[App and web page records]
=== Begin Enclosure ===
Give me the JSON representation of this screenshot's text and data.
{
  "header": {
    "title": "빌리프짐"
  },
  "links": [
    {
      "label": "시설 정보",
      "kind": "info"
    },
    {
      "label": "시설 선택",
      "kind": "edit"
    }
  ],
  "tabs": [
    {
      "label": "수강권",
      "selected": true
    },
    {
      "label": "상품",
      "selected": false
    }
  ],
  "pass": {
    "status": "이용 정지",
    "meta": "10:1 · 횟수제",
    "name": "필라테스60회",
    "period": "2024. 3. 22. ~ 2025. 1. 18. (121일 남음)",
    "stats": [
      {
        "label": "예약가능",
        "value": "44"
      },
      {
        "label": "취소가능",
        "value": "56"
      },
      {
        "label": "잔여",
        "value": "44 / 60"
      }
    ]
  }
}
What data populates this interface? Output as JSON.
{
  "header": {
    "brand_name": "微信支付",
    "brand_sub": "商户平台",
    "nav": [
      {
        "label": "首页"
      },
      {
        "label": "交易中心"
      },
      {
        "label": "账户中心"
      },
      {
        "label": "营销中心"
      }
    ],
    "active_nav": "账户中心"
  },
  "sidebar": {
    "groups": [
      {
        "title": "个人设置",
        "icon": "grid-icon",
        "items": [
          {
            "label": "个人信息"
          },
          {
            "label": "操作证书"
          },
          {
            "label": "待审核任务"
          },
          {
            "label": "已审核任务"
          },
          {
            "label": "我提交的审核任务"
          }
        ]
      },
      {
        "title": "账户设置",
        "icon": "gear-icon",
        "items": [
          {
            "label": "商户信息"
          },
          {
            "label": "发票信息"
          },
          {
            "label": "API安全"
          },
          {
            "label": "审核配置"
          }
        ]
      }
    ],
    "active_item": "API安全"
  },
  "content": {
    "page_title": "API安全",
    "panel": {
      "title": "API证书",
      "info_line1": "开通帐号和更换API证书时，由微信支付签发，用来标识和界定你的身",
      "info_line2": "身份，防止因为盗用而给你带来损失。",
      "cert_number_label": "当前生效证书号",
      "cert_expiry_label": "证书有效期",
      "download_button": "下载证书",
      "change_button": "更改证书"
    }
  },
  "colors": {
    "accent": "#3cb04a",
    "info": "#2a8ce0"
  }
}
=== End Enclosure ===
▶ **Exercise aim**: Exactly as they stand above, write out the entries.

▶ **Response to the exercise**:
Give me the JSON representation of this screenshot's text and data.
{
  "header": {
    "title": "빌리프짐"
  },
  "links": [
    {
      "label": "시설 정보",
      "kind": "info"
    },
    {
      "label": "시설 선택",
      "kind": "edit"
    }
  ],
  "tabs": [
    {
      "label": "수강권",
      "selected": true
    },
    {
      "label": "상품",
      "selected": false
    }
  ],
  "pass": {
    "status": "이용 정지",
    "meta": "10:1 · 횟수제",
    "name": "필라테스60회",
    "period": "2024. 3. 22. ~ 2025. 1. 18. (121일 남음)",
    "stats": [
      {
        "label": "예약가능",
        "value": "44"
      },
      {
        "label": "취소가능",
        "value": "56"
      },
      {
        "label": "잔여",
        "value": "44 / 60"
      }
    ]
  }
}
What data populates this interface? Output as JSON.
{
  "header": {
    "brand_name": "微信支付",
    "brand_sub": "商户平台",
    "nav": [
      {
        "label": "首页"
      },
      {
        "label": "交易中心"
      },
      {
        "label": "账户中心"
      },
      {
        "label": "营销中心"
      }
    ],
    "active_nav": "账户中心"
  },
  "sidebar": {
    "groups": [
      {
        "title": "个人设置",
        "icon": "grid-icon",
        "items": [
          {
            "label": "个人信息"
          },
          {
            "label": "操作证书"
          },
          {
            "label": "待审核任务"
          },
          {
            "label": "已审核任务"
          },
          {
            "label": "我提交的审核任务"
          }
        ]
      },
      {
        "title": "账户设置",
        "icon": "gear-icon",
        "items": [
          {
            "label": "商户信息"
          },
          {
            "label": "发票信息"
          },
          {
            "label": "API安全"
          },
          {
            "label": "审核配置"
          }
        ]
      }
    ],
    "active_item": "API安全"
  },
  "content": {
    "page_title": "API安全",
    "panel": {
      "title": "API证书",
      "info_line1": "开通帐号和更换API证书时，由微信支付签发，用来标识和界定你的身",
      "info_line2": "身份，防止因为盗用而给你带来损失。",
      "cert_number_label": "当前生效证书号",
      "cert_expiry_label": "证书有效期",
      "download_button": "下载证书",
      "change_button": "更改证书"
    }
  },
  "colors": {
    "accent": "#3cb04a",
    "info": "#2a8ce0"
  }
}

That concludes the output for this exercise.